For some couples – especially those entering second marriages – a prenup can be an excellent vehicle to take care of financial and estate planning issues. Consider someone entering a second marriage who has kids from a first marriage. He or she may want a prenup to ensure the kids are taken care of and at the same time, want to be certain the new spouse is also secure.

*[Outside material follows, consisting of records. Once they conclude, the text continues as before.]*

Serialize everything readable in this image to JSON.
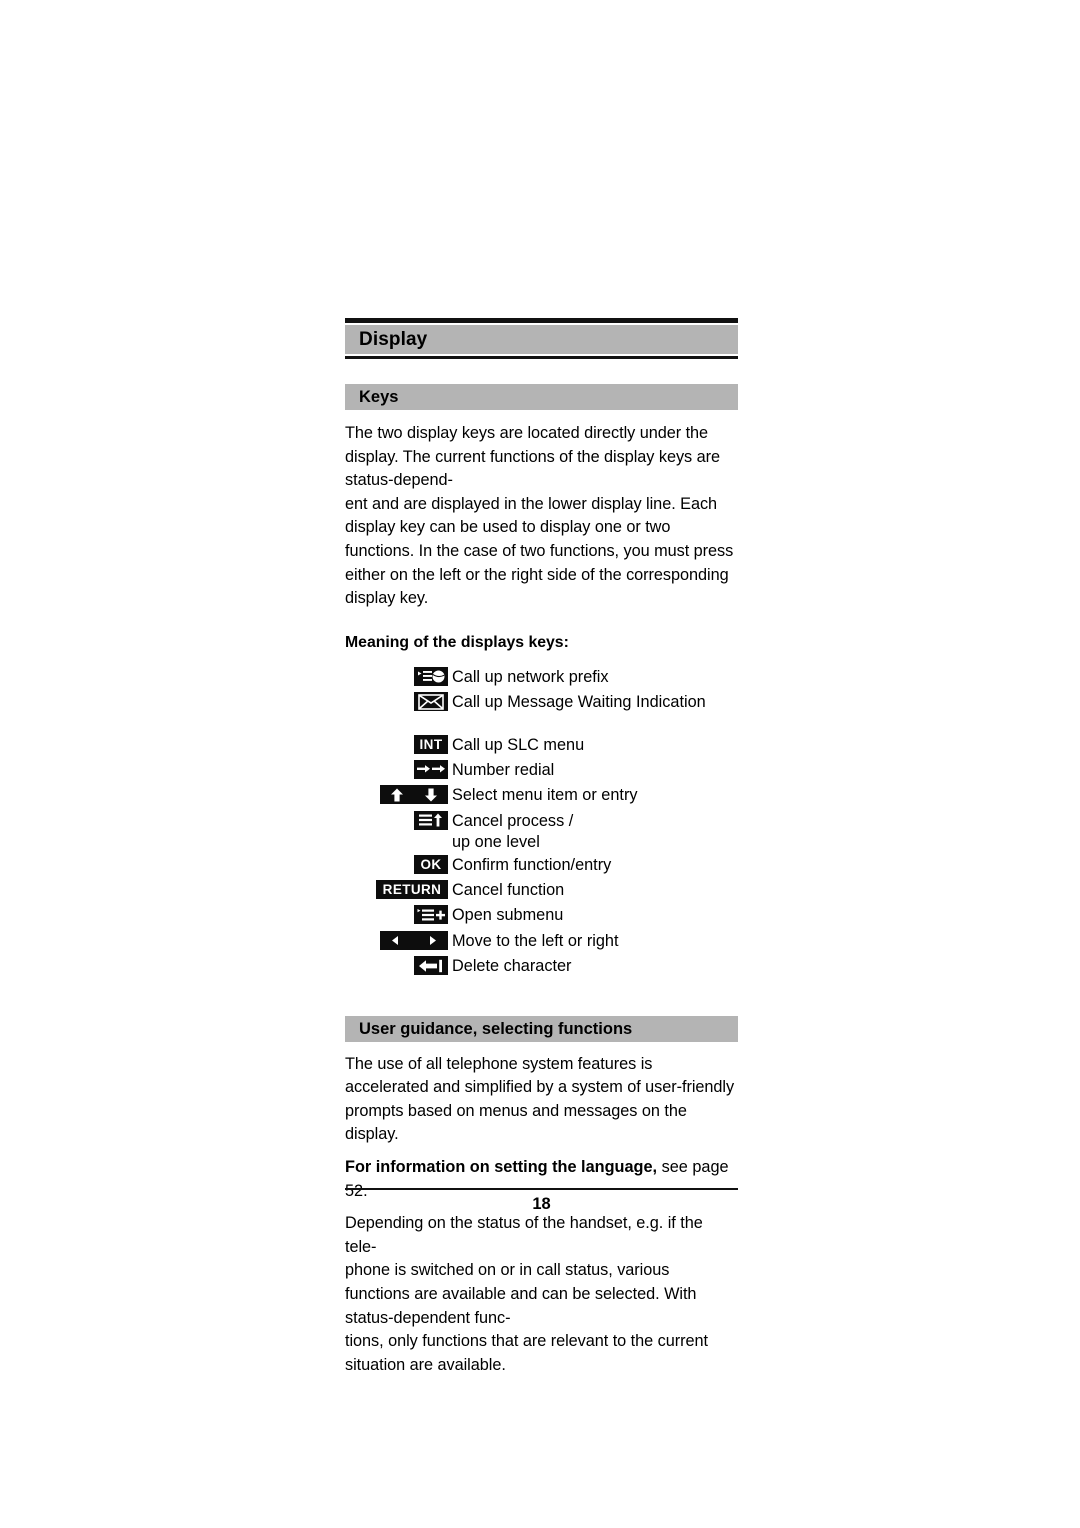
{
  "page": {
    "chapter_title": "Display",
    "page_number": "18"
  },
  "sections": {
    "keys": {
      "heading": "Keys",
      "intro": "The two display keys are located directly under the display. The current functions of the display keys are status-depend-\nent and are displayed in the lower display line. Each display key can be used to display one or two functions. In the case of two functions, you must press either on the left or the right side of the corresponding display key.",
      "lead_in": "Meaning of the displays keys:",
      "items": [
        {
          "icon": "menu-globe-icon",
          "label": "Call up network prefix"
        },
        {
          "icon": "envelope-icon",
          "label": "Call up Message Waiting Indication"
        },
        {
          "icon": "int-badge",
          "badge_text": "INT",
          "label": "Call up SLC menu"
        },
        {
          "icon": "double-right-arrow-icon",
          "label": "Number redial"
        },
        {
          "icon": "up-arrow-icon",
          "icon_left": "down-arrow-icon",
          "label": "Select menu item or entry"
        },
        {
          "icon": "menu-up-arrow-icon",
          "label": "Cancel process /\nup one level"
        },
        {
          "icon": "ok-badge",
          "badge_text": "OK",
          "label": "Confirm function/entry"
        },
        {
          "icon": "return-badge",
          "badge_text": "RETURN",
          "label": "Cancel function"
        },
        {
          "icon": "menu-plus-icon",
          "label": "Open submenu"
        },
        {
          "icon": "left-arrow-icon",
          "icon_left": "right-arrow-icon",
          "label": "Move to the left or right"
        },
        {
          "icon": "backspace-icon",
          "label": "Delete character"
        }
      ]
    },
    "guidance": {
      "heading": "User guidance, selecting functions",
      "paragraph_1": "The use of all telephone system features is accelerated and simplified by a system of user-friendly prompts based on menus and messages on the display.",
      "note_bold": "For information on setting the language,",
      "note_rest": " see page 52.",
      "paragraph_2": "Depending on the status of the handset, e.g. if the tele-\nphone is switched on or in call status, various functions are available and can be selected. With status-dependent func-\ntions, only functions that are relevant to the current situation are available."
    }
  },
  "colors": {
    "bar_grey": "#b4b4b4",
    "rule_black": "#111111",
    "badge_black": "#0d0d0d",
    "page_white": "#ffffff"
  }
}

The prenup generally describes what happens to a couple’s joint assets and separate funds or assets during the marriage. Each couple’s situation is unique and it is important that the prenup take this into consideration and not simply be an “off the shelf” document indiscriminately applying terms. The “off the shelf” document can be extremely technical and often has needless provisions that raise issues which in turn foster distrust. People love to come in with “off the shelf” prenups usually to save money; however, it is easy to see that the other spouse is trying to understand why this kind of document is even necessary. Most of the time, these types of prenups do not serve the couple well and in fact cause more issues than they solve.
The prenup is gaining popularity and when thought through as a vehicle that can help a couple as opposed to hurt them, it is very good. When a potential prenup comes to my office, it is important to me that we discuss why the prenup is needed in the first place. Thereafter, I will discuss the potential detrimental effect it could have on the marriage.
Laurie Israel, Esq of IVKD Law is an attorney I read regularly because she cares about families and she seeks to do “no harm” to her clients. I agree 100%. The following excerpt is taken from an article she wrote, entitled, The Art of the Prenup:
Because of my concern about hurting a marriage, I try to tread very lightly in cases in which I draft a prenuptial agreement on behalf of a client. I try to draft the restrictive terms in as limited manner as possible, while still providing whatever protection is needed.
There may be disappearing provisions, based on the length of the marriage. There may be “sunset” provision, in which the prenuptial agreement will self-destruct at a certain point in time. There might be provisions that are more generous and create a more “blended” marriage as time goes on and the marriage proves successful. There may be differing provisions depending on whether the couple has children together. The prenuptial agreement does not need to foreclose alimony, in spite of the common “scorched earth” draft that seems to be circulated among attorneys. Sometimes waivers of alimony can be very unfair as the years go by. The prenuptial agreement could just affect a limited issue, such as parental inheritances or one particular premarital asset.
The prenuptial agreement should take into account death as well as divorce. (This is an element that is missed in many off-the-shelf prenuptial agreements.) This is to ensure that a party’s death benefits, if the marriage is intact, are not less than his/her divorce terms. If this issue is not addressed, a disparity could exist and hurt the surviving spouse in an intact marriage.
If I am engaged in working with a client on a prenuptial agreement, I try to do all these things well before the wedding date, so that the negotiations can be processed in the most thoughtful, kind way.
In many cases, having the prenuptial agreement negotiated under the collaborative law process can be very productive in helping the parties addressing the issues in a constructive and not-hurtful way. In the collaborative law process, each of the parties will be working with a collaboratively-trained lawyer and the negotiations will be done in a series of four-way, face-to-face meetings. For more information, search “collaborative law” on the internet. A couple may also see a mediator to work out the terms of a prenuptial agreement. It is strongly advisable that the terms be reviewed (and perhaps fine-tuned) by separate lawyers representing each of the parties in that case.
So, there are many things to contemplate when thinking about having a prenuptial agreement. It is very important for a couple to seriously consider the impact and potential terms prior to proceeding.